If Australians continue to see politicians like Abbott beat the democracy drum while also seeing their country increasingly run by an elite minority then the number of people disillusioned with democracy will only continue to rise. Interesting that right next to this article is an advertisement for Red Flag - Newspaper of the Socialist Alternative. I'm certainly heading over to take a look.

This user is a New Matilda supporter. Tulipa
Posted Monday, June 30, 2014 - 11:53

Democracy around the world  is being hijacked by the rich minority  with assistance of the politicians. Politicians seem to be up for sale t to the highest bidder.

Posted Monday, June 30, 2014 - 12:40

This is just a natural phase in the inevitable replacement of democratic government by corporate rule - engender complete apathy in the population by anaesthetising them with materialism, easy credit, porn, cheap booze and shit television. They don't give a toss whole rules them or how disgusting their policies are, just keep them sated with the crap they are addicted to. Next phase - wind it back in, remove the 'drugs', make the population suffer. They will do anything for a fix, and world domination by the corporations will be complete. Hello Aldous Huxley and George Orwell. 

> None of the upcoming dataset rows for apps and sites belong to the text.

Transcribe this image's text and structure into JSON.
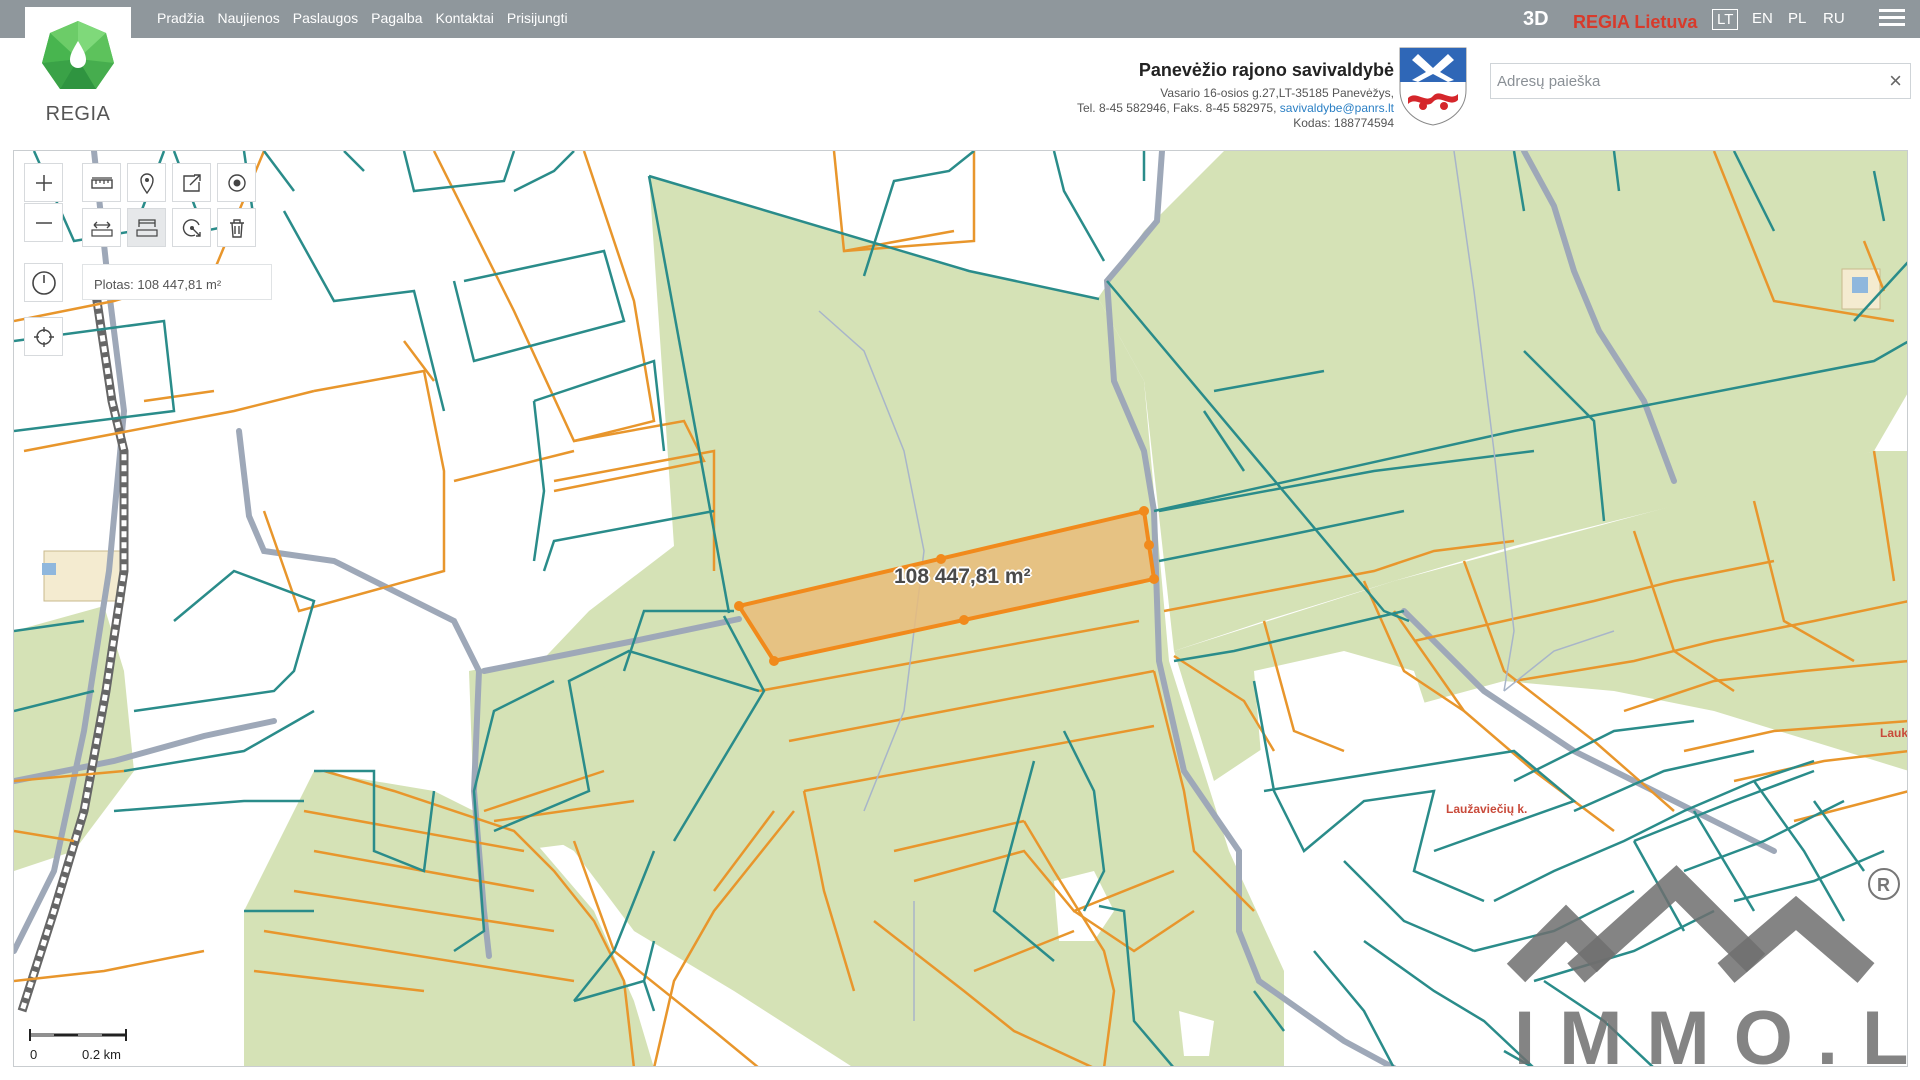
{
  "logo": {
    "text": "REGIA"
  },
  "nav": [
    "Pradžia",
    "Naujienos",
    "Paslaugos",
    "Pagalba",
    "Kontaktai",
    "Prisijungti"
  ],
  "header_right": {
    "btn_3d": "3D",
    "regia_lietuva": "REGIA Lietuva",
    "languages": [
      "LT",
      "EN",
      "PL",
      "RU"
    ],
    "active_language": "LT"
  },
  "municipality": {
    "title": "Panevėžio rajono savivaldybė",
    "address": "Vasario 16-osios g.27,LT-35185 Panevėžys,",
    "phone_fax": "Tel. 8-45 582946, Faks. 8-45 582975,",
    "email": "savivaldybe@panrs.lt",
    "code": "Kodas: 188774594"
  },
  "search": {
    "placeholder": "Adresų paieška",
    "value": "",
    "clear_glyph": "×"
  },
  "map": {
    "area_readout": "Plotas: 108 447,81 m²",
    "area_label": "108 447,81 m²",
    "place_label": "Laužaviečių k.",
    "place_label_edge": "Lauk",
    "scale_zero": "0",
    "scale_distance": "0.2 km",
    "watermark": "IMMO.LT",
    "colors": {
      "forest": "#d5e2b6",
      "teal_boundary": "#2a8c8a",
      "orange_boundary": "#e8962c",
      "selection_fill": "#e9bc7a",
      "selection_stroke": "#f18a1c",
      "road": "#9ea8b8"
    },
    "tools": [
      {
        "name": "zoom-in",
        "icon": "plus-icon"
      },
      {
        "name": "zoom-out",
        "icon": "minus-icon"
      },
      {
        "name": "measure-area",
        "icon": "ruler-icon"
      },
      {
        "name": "place-marker",
        "icon": "marker-icon"
      },
      {
        "name": "export",
        "icon": "export-icon"
      },
      {
        "name": "point",
        "icon": "target-icon"
      },
      {
        "name": "measure-distance",
        "icon": "distance-icon"
      },
      {
        "name": "measure-polygon",
        "icon": "polygon-ruler-icon"
      },
      {
        "name": "radius",
        "icon": "radius-icon"
      },
      {
        "name": "delete",
        "icon": "trash-icon"
      },
      {
        "name": "history",
        "icon": "clock-icon"
      },
      {
        "name": "locate",
        "icon": "crosshair-icon"
      }
    ]
  }
}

Posted Monday, June 30, 2014 - 13:49

I am quite aware that certain interests are seeking to subvert and control democratic processes for their own purpose. Indeed, I often quip that the US constitution is now interpreted as government by and for the corporation; with the 'of' clause being removed to reduce overhead. (Question to ponder, as an aside: if Murdoch controls LNP policy through his media outlets and his involvement with the IPA, who funds and controls Murdoch?)

I can accept that people are becoming increasingly disillusioned with their relevance to our democratic government. It does *not* necessarily mean that people prefer other forms of government.

I stand by my assertion that the survey is asking 'naff' questions about false dichotomies. There is every reason to expect that a more vibrant democracy will encourage a thriving (and *inclusive*) economy. We are currently seeing a trend in the opposite direction. Yet people are asked 'which would you rather?', and not given the option to answer 'both'.

Posted Monday, June 30, 2014 - 18:53

Democracy requires engagement. The majority of the electorate today is too lazy, or too stupid, or just too bloody comatose to engage. I don't care about your policies, just let me keep my job and my fatboy 60" flatscreen TV.  Red pill or blue pill?

Posted Wednesday, July 2, 2014 - 09:48

The reality is, Australia is a Murdochracy, not a Democracy.

When we receive a freeflow of full and accurate information to the community, we can properly be described as a Dermocracy.